Genes that overlap at their 3′ ends, as seen for the deletedDKC1 and the MPP1 genes in the patient described here, are uncommon in eukaryotes. Examples of normal genes that do this are the signal transducer and activator of transcription 6 (Stat6) and the immediate-early transcription factor NGF1-A binding protein (Nab2) genes that overlap by 58 bp in a region that is absolutely conserved between mouse and human.26 The mouse protein kinase gene PKN has a short transcript that overlaps the 3′UTR of the EP1 prostanoid receptor gene by 280 bp as well as a long alternatively spliced transcript that overlaps the whole gene.27Transcriptional interference is suggested here with a possible regulatory function of the antisense transcript. We presume that the overlap seen in our patient cannot unduly interfere with the transcription of either gene in that both appear to be transcribed at near normal levels. Whether both can be transcribed in the same cell has not been established, but if dyskerin is indispensable as suggested by the absence of null mutations, it would imply that they can.
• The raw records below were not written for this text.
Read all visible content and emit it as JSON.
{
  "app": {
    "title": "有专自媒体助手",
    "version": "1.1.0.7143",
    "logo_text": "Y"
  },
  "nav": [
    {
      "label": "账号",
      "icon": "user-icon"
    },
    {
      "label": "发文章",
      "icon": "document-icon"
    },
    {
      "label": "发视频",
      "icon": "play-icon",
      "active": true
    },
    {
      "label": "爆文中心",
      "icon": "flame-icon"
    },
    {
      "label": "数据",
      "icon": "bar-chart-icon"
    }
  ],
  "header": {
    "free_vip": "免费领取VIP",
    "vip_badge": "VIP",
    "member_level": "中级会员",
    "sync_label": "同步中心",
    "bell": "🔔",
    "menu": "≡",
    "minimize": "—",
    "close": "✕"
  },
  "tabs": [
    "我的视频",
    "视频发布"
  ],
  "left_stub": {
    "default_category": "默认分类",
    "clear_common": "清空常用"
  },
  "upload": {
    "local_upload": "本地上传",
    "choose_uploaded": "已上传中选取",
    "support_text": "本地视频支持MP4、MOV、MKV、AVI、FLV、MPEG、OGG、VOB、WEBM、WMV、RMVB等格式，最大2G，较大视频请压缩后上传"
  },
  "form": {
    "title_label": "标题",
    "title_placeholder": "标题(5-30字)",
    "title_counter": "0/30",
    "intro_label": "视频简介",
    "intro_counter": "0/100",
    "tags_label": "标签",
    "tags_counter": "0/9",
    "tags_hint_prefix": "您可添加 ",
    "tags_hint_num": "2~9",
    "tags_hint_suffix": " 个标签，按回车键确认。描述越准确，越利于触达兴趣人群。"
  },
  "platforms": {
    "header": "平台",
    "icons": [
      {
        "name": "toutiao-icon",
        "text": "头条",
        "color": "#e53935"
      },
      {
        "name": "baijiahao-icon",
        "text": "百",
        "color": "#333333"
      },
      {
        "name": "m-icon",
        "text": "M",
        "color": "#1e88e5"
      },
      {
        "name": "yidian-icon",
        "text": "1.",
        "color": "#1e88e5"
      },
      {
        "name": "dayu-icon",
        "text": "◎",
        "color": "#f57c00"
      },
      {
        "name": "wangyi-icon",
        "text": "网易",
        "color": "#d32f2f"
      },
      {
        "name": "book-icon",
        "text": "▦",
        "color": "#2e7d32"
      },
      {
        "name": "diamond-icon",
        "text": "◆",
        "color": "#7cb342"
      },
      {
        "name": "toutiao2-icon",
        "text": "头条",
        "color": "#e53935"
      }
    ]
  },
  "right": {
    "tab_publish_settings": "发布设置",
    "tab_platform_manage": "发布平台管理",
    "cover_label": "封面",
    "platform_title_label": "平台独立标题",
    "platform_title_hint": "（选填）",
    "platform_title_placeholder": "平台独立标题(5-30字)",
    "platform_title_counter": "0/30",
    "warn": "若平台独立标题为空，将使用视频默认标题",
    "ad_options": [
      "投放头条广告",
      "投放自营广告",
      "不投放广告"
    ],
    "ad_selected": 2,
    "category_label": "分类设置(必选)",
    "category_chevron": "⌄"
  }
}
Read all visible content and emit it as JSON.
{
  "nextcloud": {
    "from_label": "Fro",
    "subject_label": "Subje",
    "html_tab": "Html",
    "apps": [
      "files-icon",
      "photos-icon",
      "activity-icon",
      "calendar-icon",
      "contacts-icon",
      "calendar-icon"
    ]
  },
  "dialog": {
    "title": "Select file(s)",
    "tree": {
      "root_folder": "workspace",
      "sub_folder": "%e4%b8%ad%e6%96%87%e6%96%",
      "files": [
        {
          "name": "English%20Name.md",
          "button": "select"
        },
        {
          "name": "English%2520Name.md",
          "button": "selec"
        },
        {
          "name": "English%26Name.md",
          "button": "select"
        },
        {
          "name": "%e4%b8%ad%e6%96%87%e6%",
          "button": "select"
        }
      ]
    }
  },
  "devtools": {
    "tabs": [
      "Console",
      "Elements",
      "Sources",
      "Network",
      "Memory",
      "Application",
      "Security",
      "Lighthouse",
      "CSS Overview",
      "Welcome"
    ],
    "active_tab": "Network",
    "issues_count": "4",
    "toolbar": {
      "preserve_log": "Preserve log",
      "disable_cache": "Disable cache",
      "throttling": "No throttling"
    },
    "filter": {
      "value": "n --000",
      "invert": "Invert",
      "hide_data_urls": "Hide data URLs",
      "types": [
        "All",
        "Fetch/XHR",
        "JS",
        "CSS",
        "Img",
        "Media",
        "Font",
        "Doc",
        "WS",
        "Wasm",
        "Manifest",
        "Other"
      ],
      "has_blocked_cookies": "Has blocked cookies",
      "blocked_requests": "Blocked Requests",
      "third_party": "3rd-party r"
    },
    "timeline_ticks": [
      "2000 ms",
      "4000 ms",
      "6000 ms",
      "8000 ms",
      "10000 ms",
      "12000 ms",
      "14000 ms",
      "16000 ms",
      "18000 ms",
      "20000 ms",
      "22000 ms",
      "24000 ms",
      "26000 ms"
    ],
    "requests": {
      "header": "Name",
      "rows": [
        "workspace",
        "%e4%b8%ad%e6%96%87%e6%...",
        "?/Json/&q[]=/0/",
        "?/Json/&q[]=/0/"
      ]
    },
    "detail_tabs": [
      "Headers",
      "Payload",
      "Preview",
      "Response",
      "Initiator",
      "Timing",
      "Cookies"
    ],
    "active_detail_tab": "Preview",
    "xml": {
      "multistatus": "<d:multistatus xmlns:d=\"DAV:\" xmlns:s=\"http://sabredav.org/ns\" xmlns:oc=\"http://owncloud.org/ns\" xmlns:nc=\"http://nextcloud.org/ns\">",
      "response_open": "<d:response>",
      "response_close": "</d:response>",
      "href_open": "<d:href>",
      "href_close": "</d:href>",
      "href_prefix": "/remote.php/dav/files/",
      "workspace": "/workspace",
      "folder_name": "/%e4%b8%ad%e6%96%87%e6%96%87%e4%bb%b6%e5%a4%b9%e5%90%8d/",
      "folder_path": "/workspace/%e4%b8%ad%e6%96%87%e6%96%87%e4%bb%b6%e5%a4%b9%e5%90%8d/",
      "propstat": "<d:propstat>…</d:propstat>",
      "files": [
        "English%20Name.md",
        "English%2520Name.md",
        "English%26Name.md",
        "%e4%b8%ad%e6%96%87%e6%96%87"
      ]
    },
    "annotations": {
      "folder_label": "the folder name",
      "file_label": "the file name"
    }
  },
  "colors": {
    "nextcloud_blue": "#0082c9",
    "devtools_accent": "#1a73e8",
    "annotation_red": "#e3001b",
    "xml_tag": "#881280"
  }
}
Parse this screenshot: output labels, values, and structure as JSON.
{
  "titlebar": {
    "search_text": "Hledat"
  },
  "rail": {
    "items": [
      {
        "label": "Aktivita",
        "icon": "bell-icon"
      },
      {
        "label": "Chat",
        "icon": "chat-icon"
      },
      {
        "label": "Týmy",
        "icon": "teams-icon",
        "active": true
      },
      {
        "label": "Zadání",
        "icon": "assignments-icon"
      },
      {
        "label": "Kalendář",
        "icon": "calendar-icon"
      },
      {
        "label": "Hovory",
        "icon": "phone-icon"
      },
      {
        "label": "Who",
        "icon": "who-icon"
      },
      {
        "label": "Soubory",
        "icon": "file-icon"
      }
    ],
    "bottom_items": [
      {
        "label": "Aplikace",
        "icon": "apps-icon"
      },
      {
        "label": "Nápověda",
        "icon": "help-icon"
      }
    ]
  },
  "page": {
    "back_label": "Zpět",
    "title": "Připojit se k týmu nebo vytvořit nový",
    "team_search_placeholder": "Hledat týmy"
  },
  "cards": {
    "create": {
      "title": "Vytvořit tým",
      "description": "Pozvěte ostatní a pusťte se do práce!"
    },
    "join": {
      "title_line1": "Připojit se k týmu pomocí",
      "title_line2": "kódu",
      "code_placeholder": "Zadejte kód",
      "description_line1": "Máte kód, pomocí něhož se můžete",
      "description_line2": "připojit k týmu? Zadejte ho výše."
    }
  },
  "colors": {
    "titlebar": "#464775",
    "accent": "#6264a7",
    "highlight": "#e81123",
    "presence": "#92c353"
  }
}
A final point of interest is that the mother of this DC patient is a germline mosaic. In addition, a small number of her somatic cells also carry the mutation as detected by PCR but not by Southern blot analysis, implying that the mutation must have occurred early in development in a cell that contributed to both germline and somatic tissues. It may be that this is not such a rare event as previously suspected (reviewed in Zlotogora28). For example, 19% of all reported sporadic cases of the autosomal dominant disease facioscapulohumeral muscular dystrophy have a mosaic parent.29 Other X-linked disorders in which mosaicism has been demonstrated by molecular methods include X-linked severe combined immunodeficiency,30 the androgen insensitivity syndrome,31 Hunter syndrome,32 hemophilia A,33 and Duchenne muscular dystrophy.34 In one third of these cases, the mother was also found to be a somatic mosaic.
There are important implications for genetic counselling here: although the mother of the patient described here showed only an incompletely skewed pattern of X-inactivation, we had assumed that she was a carrier of DC, having an affected boy and a daughter with a completely skewed XCIP sharing the haplotype of the affected chromosome. Only when an unaffected brother sharing this haplotype became available did we suspect that the situation may be more complicated, as it indeed turned out to be.
The authors thank Lisa Lowery for running the automated sequencing facility and Dr Nick Cross for help with bubble and RACE PCR techniques.
Supported by The Wellcome Trust, Action Research, the Deutsche Forschungsgemeinschaft (DFG), and European Community (EU) Genome Analysis Program.
The publication costs of this article were defrayed in part by page charge payment. This article must therefore be hereby marked “advertisement” in accordance with 18 U.S.C. section 1734 solely to indicate this fact.
Address reprint requests to T.J. Vulliamy, PhD, Department of Haematology, Imperial College School of Medicine, Hammersmith Hospital, Ducane Road, London W12 0NN, UK; e-mail:firstname.lastname@example.org.